6. A real estate agent sees many reasons:

I have experience working with people who want to hang onto things because they have attached their memories to them, they think they might need them some day, they might want to pass things down to someone else at some point, & sometimes they think the objects might have financial value (more often than not, it turns out not to be the case, even lovely things, in perfect condition, that are very old are not necessarily going to have any value in today’s market). I think for some, they feel that their lives are somehow contained in their belongings.

7. Another agent gains philosophy from client struggles:

I just finished helping a wonderful couple in their 80s declutter a 5 bedroom home.
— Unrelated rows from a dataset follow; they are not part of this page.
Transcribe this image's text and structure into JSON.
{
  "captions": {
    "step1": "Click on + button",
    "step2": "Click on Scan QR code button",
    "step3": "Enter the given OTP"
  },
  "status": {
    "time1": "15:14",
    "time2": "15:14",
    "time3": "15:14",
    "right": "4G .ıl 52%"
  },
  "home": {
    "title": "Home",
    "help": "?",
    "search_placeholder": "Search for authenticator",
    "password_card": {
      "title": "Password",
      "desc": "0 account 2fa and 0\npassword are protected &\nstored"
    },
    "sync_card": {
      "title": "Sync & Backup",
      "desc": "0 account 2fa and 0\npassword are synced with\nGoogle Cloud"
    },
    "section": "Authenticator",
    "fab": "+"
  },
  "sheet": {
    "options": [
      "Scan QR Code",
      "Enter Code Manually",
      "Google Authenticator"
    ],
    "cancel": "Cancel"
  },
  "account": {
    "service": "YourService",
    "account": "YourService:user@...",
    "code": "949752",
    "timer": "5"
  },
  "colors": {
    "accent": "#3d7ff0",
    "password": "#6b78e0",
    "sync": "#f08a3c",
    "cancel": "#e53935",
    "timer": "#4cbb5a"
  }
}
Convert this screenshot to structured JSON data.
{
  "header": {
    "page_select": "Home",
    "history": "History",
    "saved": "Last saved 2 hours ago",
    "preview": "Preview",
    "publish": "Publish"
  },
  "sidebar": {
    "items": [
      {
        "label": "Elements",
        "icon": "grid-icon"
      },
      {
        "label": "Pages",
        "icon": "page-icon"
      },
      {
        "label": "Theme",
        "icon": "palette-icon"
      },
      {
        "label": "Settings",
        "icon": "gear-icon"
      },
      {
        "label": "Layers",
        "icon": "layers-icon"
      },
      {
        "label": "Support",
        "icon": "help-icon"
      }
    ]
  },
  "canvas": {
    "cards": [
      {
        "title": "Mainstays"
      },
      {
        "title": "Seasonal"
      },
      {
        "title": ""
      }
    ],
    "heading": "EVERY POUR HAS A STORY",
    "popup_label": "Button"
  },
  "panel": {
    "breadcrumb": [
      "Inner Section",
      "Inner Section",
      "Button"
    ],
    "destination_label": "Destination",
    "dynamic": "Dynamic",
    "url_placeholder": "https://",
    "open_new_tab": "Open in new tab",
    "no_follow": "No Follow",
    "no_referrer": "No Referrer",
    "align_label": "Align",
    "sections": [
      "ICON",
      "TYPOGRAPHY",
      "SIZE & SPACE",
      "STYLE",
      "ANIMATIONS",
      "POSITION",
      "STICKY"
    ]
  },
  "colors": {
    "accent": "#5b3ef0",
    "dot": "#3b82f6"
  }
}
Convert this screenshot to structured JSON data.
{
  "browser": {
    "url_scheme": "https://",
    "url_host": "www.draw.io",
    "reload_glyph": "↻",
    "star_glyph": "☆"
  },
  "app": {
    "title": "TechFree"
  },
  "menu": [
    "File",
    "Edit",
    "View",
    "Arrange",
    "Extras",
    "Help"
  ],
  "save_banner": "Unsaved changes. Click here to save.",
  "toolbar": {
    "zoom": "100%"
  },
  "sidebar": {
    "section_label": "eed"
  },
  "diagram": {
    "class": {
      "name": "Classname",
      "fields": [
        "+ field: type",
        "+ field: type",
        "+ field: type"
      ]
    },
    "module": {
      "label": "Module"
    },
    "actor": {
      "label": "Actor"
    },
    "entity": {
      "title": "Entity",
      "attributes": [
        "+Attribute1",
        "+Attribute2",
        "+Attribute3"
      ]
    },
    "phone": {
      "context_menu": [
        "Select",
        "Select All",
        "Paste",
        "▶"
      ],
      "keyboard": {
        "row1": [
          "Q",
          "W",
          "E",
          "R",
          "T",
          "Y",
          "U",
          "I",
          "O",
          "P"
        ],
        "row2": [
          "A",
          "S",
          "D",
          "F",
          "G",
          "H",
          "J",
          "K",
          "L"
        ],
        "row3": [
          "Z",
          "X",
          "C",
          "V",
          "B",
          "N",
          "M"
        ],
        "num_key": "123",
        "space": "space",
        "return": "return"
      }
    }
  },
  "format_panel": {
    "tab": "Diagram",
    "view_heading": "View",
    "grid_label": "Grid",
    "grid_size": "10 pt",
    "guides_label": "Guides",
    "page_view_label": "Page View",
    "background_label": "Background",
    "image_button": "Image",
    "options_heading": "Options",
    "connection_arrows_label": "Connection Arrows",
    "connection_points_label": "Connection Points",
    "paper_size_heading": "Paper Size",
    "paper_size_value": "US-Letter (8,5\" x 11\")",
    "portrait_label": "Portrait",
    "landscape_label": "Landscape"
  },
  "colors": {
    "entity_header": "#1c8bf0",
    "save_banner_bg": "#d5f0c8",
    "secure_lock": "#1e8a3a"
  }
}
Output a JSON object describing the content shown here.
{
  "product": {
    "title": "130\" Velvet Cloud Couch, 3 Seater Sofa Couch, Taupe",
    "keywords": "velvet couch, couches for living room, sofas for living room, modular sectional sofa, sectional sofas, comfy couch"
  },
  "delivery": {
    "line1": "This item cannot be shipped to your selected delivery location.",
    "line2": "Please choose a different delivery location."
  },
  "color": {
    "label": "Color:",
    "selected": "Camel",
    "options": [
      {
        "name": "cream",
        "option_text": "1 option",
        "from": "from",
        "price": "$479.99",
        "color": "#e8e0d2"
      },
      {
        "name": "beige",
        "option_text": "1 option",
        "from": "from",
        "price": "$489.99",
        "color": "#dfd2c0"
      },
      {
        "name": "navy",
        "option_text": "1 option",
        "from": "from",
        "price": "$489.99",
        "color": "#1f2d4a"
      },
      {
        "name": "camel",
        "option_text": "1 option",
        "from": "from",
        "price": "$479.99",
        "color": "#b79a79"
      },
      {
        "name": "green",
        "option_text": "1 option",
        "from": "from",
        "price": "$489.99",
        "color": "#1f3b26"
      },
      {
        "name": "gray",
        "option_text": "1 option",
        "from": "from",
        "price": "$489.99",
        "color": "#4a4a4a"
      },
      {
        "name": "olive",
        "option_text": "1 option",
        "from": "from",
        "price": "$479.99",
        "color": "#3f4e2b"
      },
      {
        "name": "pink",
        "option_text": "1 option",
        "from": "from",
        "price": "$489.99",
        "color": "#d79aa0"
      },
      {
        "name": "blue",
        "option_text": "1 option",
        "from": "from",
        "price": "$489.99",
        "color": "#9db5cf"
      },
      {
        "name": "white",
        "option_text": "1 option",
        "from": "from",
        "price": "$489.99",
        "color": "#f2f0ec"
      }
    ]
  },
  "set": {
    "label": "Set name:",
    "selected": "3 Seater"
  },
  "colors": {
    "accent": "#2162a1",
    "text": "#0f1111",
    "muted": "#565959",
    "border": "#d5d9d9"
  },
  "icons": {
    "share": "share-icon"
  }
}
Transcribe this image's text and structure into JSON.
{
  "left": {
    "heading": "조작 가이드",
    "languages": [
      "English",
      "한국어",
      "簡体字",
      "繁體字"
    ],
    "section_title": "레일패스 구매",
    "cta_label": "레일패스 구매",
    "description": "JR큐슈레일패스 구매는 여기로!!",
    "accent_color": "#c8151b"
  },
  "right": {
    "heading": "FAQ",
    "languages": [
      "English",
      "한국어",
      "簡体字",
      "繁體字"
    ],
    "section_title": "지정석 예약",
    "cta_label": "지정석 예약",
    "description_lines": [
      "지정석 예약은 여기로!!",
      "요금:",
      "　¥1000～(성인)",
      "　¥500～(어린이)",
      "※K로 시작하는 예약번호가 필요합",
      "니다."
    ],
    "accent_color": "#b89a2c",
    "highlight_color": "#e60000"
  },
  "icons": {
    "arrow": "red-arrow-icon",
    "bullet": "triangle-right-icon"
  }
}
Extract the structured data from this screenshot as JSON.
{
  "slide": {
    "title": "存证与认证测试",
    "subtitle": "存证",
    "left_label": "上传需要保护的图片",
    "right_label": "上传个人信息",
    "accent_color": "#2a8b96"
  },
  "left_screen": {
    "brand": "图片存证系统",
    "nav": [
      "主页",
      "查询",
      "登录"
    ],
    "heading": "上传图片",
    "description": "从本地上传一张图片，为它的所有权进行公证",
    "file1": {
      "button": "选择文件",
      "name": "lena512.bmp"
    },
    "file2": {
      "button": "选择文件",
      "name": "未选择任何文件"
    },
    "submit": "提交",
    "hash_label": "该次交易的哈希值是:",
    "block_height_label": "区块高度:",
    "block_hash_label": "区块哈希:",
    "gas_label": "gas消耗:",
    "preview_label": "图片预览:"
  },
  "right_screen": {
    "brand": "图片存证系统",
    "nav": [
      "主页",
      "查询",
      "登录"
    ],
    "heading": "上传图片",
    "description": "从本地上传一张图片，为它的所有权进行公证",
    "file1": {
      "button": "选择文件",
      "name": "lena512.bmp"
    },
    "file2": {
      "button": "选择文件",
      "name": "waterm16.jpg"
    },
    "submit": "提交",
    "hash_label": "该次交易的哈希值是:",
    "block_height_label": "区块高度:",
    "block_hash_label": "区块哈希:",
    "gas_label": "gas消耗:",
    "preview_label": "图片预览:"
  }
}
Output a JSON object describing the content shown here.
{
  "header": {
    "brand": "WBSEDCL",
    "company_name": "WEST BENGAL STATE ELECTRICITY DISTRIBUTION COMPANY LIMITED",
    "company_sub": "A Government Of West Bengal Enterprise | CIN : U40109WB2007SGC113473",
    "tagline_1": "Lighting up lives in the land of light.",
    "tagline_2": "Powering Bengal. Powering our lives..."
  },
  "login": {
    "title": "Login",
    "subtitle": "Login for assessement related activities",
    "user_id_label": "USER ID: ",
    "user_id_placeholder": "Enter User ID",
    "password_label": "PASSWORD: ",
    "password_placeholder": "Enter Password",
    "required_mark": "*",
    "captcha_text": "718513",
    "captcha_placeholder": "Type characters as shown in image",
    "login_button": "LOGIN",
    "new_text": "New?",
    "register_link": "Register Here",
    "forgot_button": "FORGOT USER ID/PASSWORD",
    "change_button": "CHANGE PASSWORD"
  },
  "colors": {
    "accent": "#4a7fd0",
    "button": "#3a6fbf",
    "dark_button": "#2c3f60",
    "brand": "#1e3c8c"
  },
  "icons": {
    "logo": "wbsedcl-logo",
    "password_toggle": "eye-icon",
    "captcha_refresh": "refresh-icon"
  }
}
It was very stressful and energy-draining for them. They said repeatedly if they didn’t have me helping them go through it all (an unbiased third party) they’d never get it done, and I believe them. I took stuff to second-hand stores, donated boxes of books and such, repurposed furniture… the list goes on. The reality of our ‘stuff’ is that we have attachments to it that are not rational to anyone else, and though we may know it intellectually, it doesn’t make it easier to get rid of. I love the idea of decluttering (physical, mental, emotional, you name it) but unfortunately one never finds the time. Further, the more we do in life, the more ‘clutter’ we create; we should simply learn to prioritize it all and realize most of it really doesn’t matter in the end, like my downsizing (smart-sizing) elderly clients discovered. They are so happy now – but I don’t think it was getting rid of the actual stuff that did it. It was the feeling that they didn’t have to face the task alone.

8. A friend in another province asks why must we let go?

“Sure, get rid of stuff you don’t need or don’t want….perhaps one needs a reason to UNacquire. If you can’t state that reason ($, boredom, tired of it, painful) then why change?”

I replied that definitely it depends on the individual. As a minimalist, I don’t advocate to throw stuff out for no reason. I personally require attention to balance, hence why I check in with myself about what is useful (emotionally, physically..) and what is in my way. I use minimalism as a mindfulness exercise: If being surrounded by my possessions doesn’t elicit any negative feelings or experiences, then all is well. And then some day a need or want may be triggered and therefore I will send things away.


Giving away/tossing/fixing things slowly can be less jarring, therefore perhaps a bit more emotionally easy. I know several friends out there who have downsized their parents’ houses in a big hurry…if you share this experience and found it to be stressful, then come up with some advice for yourself now so you don’t end up in a similar scenario when you are much older.

I have been paring down for 15 years so each year I make a few changes. Feeling comfortable with the number of my possessions, I now focus more on time pressure management and motivation issues. My latest improvement has been to do less (reduce the number of projects I am involved in) so I can better focus on what I want to accomplish now, plus I am attempting to multitask less, working for days or weeks on just one project at a time. My minimalist strategies reveal to me the truth about myself – nothing to hide behind. On a broader scale, I am glad to be in a place of clarity and understanding – when life gets seriously complicated (illness, death, change in employment..) I will be able to cope without tripping over any unnecessary baggage.

What have you decided to reduce in your life but found difficult to shed and why? How were you able to move forward?